Data records for software interfaces:

== Segment start ==

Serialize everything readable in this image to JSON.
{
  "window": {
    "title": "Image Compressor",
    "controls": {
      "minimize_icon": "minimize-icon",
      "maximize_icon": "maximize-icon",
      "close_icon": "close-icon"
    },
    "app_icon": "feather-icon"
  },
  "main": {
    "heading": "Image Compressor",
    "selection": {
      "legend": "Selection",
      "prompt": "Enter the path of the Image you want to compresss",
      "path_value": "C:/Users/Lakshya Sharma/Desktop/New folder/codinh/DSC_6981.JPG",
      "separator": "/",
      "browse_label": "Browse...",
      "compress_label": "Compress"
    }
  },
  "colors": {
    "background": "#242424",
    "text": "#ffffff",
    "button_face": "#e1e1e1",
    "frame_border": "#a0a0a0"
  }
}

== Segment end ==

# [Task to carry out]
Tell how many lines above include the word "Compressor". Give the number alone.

# [Result for this task]
2